──────── Exercise input

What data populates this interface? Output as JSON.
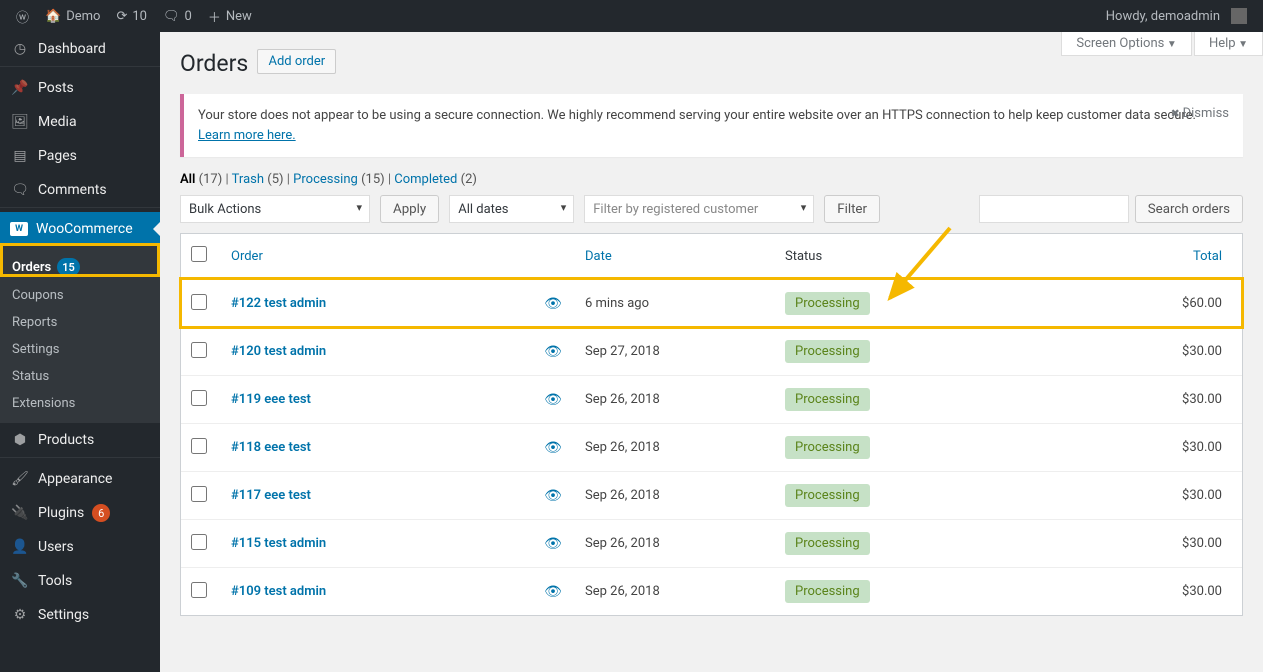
{
  "adminbar": {
    "site_name": "Demo",
    "updates_count": "10",
    "comments_count": "0",
    "new_label": "New",
    "howdy": "Howdy, demoadmin"
  },
  "menu": {
    "dashboard": "Dashboard",
    "posts": "Posts",
    "media": "Media",
    "pages": "Pages",
    "comments": "Comments",
    "woocommerce": "WooCommerce",
    "sub": {
      "orders": "Orders",
      "orders_badge": "15",
      "coupons": "Coupons",
      "reports": "Reports",
      "settings": "Settings",
      "status": "Status",
      "extensions": "Extensions"
    },
    "products": "Products",
    "appearance": "Appearance",
    "plugins": "Plugins",
    "plugins_badge": "6",
    "users": "Users",
    "tools": "Tools",
    "settings": "Settings"
  },
  "screen_meta": {
    "screen_options": "Screen Options",
    "help": "Help"
  },
  "page": {
    "heading": "Orders",
    "add_order": "Add order"
  },
  "notice": {
    "text_a": "Your store does not appear to be using a secure connection. We highly recommend serving your entire website over an HTTPS connection to help keep customer data secure. ",
    "link": "Learn more here.",
    "dismiss": "Dismiss"
  },
  "filters": {
    "views": [
      {
        "label": "All",
        "count": "(17)",
        "current": true
      },
      {
        "label": "Trash",
        "count": "(5)"
      },
      {
        "label": "Processing",
        "count": "(15)"
      },
      {
        "label": "Completed",
        "count": "(2)"
      }
    ],
    "bulk_actions": "Bulk Actions",
    "apply": "Apply",
    "all_dates": "All dates",
    "customer_placeholder": "Filter by registered customer",
    "filter": "Filter",
    "search": "Search orders"
  },
  "table": {
    "headers": {
      "order": "Order",
      "date": "Date",
      "status": "Status",
      "total": "Total"
    },
    "rows": [
      {
        "order": "#122 test admin",
        "date": "6 mins ago",
        "status": "Processing",
        "total": "$60.00",
        "highlight": true
      },
      {
        "order": "#120 test admin",
        "date": "Sep 27, 2018",
        "status": "Processing",
        "total": "$30.00"
      },
      {
        "order": "#119 eee test",
        "date": "Sep 26, 2018",
        "status": "Processing",
        "total": "$30.00"
      },
      {
        "order": "#118 eee test",
        "date": "Sep 26, 2018",
        "status": "Processing",
        "total": "$30.00"
      },
      {
        "order": "#117 eee test",
        "date": "Sep 26, 2018",
        "status": "Processing",
        "total": "$30.00"
      },
      {
        "order": "#115 test admin",
        "date": "Sep 26, 2018",
        "status": "Processing",
        "total": "$30.00"
      },
      {
        "order": "#109 test admin",
        "date": "Sep 26, 2018",
        "status": "Processing",
        "total": "$30.00"
      }
    ]
  }
}
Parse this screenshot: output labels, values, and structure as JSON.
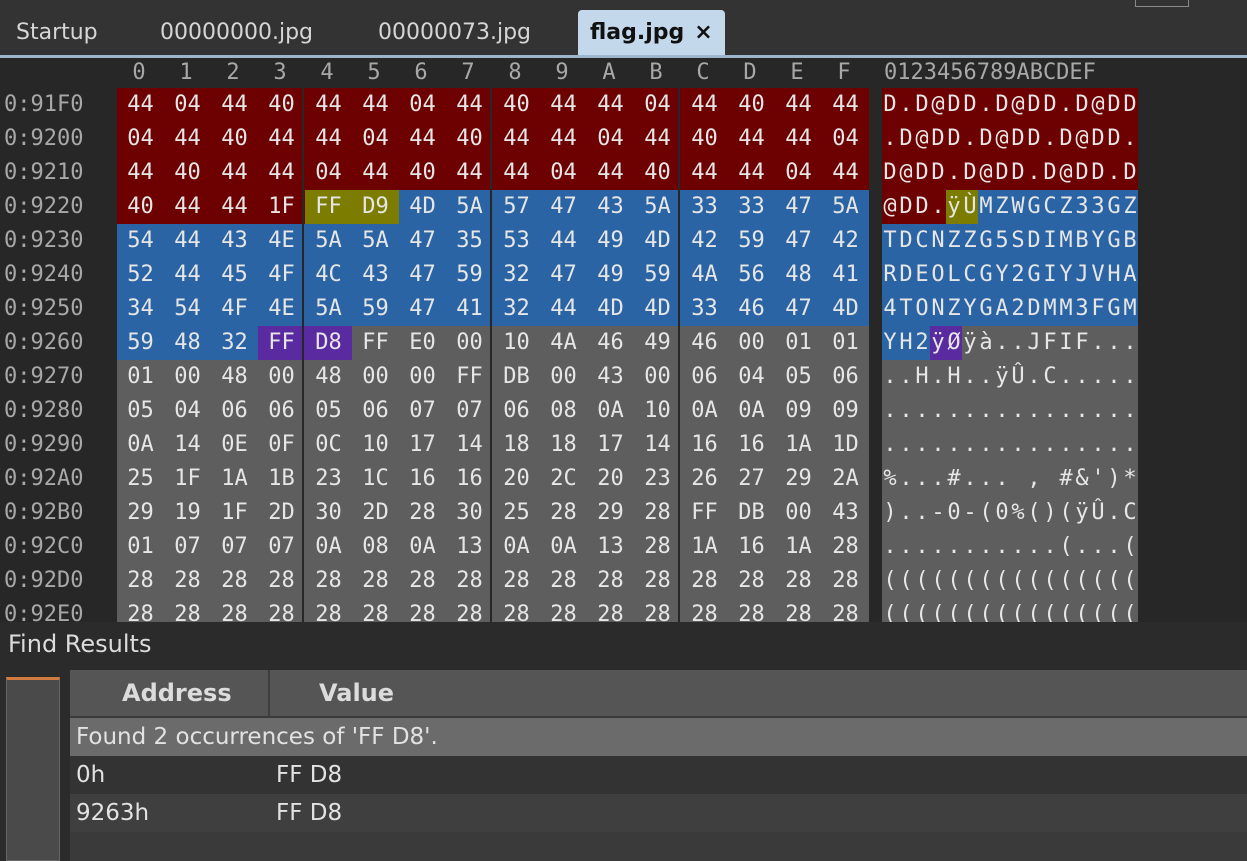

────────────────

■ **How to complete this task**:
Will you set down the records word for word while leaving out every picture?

■ **Answer below**:
What data populates this interface? Output as JSON.
{
  "adminbar": {
    "site_name": "Demo",
    "updates_count": "10",
    "comments_count": "0",
    "new_label": "New",
    "howdy": "Howdy, demoadmin"
  },
  "menu": {
    "dashboard": "Dashboard",
    "posts": "Posts",
    "media": "Media",
    "pages": "Pages",
    "comments": "Comments",
    "woocommerce": "WooCommerce",
    "sub": {
      "orders": "Orders",
      "orders_badge": "15",
      "coupons": "Coupons",
      "reports": "Reports",
      "settings": "Settings",
      "status": "Status",
      "extensions": "Extensions"
    },
    "products": "Products",
    "appearance": "Appearance",
    "plugins": "Plugins",
    "plugins_badge": "6",
    "users": "Users",
    "tools": "Tools",
    "settings": "Settings"
  },
  "screen_meta": {
    "screen_options": "Screen Options",
    "help": "Help"
  },
  "page": {
    "heading": "Orders",
    "add_order": "Add order"
  },
  "notice": {
    "text_a": "Your store does not appear to be using a secure connection. We highly recommend serving your entire website over an HTTPS connection to help keep customer data secure. ",
    "link": "Learn more here.",
    "dismiss": "Dismiss"
  },
  "filters": {
    "views": [
      {
        "label": "All",
        "count": "(17)",
        "current": true
      },
      {
        "label": "Trash",
        "count": "(5)"
      },
      {
        "label": "Processing",
        "count": "(15)"
      },
      {
        "label": "Completed",
        "count": "(2)"
      }
    ],
    "bulk_actions": "Bulk Actions",
    "apply": "Apply",
    "all_dates": "All dates",
    "customer_placeholder": "Filter by registered customer",
    "filter": "Filter",
    "search": "Search orders"
  },
  "table": {
    "headers": {
      "order": "Order",
      "date": "Date",
      "status": "Status",
      "total": "Total"
    },
    "rows": [
      {
        "order": "#122 test admin",
        "date": "6 mins ago",
        "status": "Processing",
        "total": "$60.00",
        "highlight": true
      },
      {
        "order": "#120 test admin",
        "date": "Sep 27, 2018",
        "status": "Processing",
        "total": "$30.00"
      },
      {
        "order": "#119 eee test",
        "date": "Sep 26, 2018",
        "status": "Processing",
        "total": "$30.00"
      },
      {
        "order": "#118 eee test",
        "date": "Sep 26, 2018",
        "status": "Processing",
        "total": "$30.00"
      },
      {
        "order": "#117 eee test",
        "date": "Sep 26, 2018",
        "status": "Processing",
        "total": "$30.00"
      },
      {
        "order": "#115 test admin",
        "date": "Sep 26, 2018",
        "status": "Processing",
        "total": "$30.00"
      },
      {
        "order": "#109 test admin",
        "date": "Sep 26, 2018",
        "status": "Processing",
        "total": "$30.00"
      }
    ]
  }
}
Parse this screenshot: output labels, values, and structure as JSON.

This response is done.